Software-as-a-service worldwide revenues for enterprise applications will reach $10.7 billion in 2011, said Gartner on Dec. 14.
The market generated worldwide revenues of $7.9 billion in 2009, and is forecast to reach $9.2 billion for 2010, according to the analyst firm. While growth was strong for 2010, with a 15.7 percent jump over 2009 revenues, "the market is projected for stronger growth in 2011," with a 16.2 percent increase over 2010, Gartner said.
The "significant industry buzz" surrounding SAAS and other off-premises models has "shifted" to cloud computing, according to the report. Gartner analysts estimated that 75 percent of the "current" SAAS delivery revenue could be considered cloud services. As the "SAAS model matures and converges with cloud services models," the breakdown could exceed 90 percent by 2014, the analysts said.

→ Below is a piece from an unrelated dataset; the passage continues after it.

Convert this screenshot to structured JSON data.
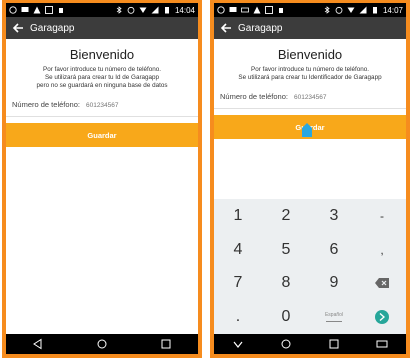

The challenge is to be able to clearly identify SAAS from all other off-premise products. Since SAAS and cloud are "hot concepts," many suppliers are rebranding their hosting, application management, or application outsourcing capabilities as SAAS or are claiming their solutions are "in the cloud," said Sharon Mertz, a research director at Gartner.
"Suppliers run the risk of confusing and antagonizing buyers if they persist in this approach," said Mertz. Enterprises run the risk of "getting nasty shocks" when they realize what they bought is not SAAS, she said.
Mertz defined SAAS as software owned, delivered and managed remotely by one or more providers. The application is delivered as a single set of common code and data definitions and contracted customers "consume" the application at anytime in a "one-to-many model," according to the report.
There have been changes in how SAAS is sold, consumed and perceived by vendors and buyers, Gartner said. Executives and IT are getting involved in purchasing decisions as the deal sizes and deployments get bigger, covering "thousands to tens of thousands of users," said Mertz.
Even so, IT is left out of most deals as an increasing number of companies are procuring and deploying SAAS applications from multiple vendors without involving IT, said Gartner. The variety of SAAS applications from multiple vendors within the enterprise creates management issues and challenges, said Gartner.
In fact, that is often a part of the SAAS-providers sales pitch, according to Brian Cleary, vice president of marketing at Aveksa, a producer of change management, compliance and application access governance for IT organizations. There is an "IT is bad" mentality and the providers would rather sell directly to the lines of business and not talk to IT, he said. As a result, IT has no visibility as to who is buying external applications, what data is being stored there, and who has access to the application, Cleary said.
Content, communications and collaboration SAAS offerings continue to dominate the enterprise application market, with customer relationship management products close behind. Worldwide 2010 revenues are expected to hit $2.9 billion, and $2.6 billion respectively, said Mertz.
"Initial concerns about security, response time and service availability have diminished for many organizations," said Mertz.
However, SAAS usage and adoption varies widely across market segments, according to Gartner. SAAS is "barely used" for enterprise content management and search, but is the "predominant form" for Web conferencing, according to the report. While SAAS is an "attractive alternative" to on-premises solutions for sales force automation, buyers are concerned about e-commerce because of integration challenges with on-premises applications and uncertainty over who owns the data, according to the report.
There is a "higher requirement for downstream integration" as SAAS offerings become integrated with other applications and business processes within the enterprise, Mertz said.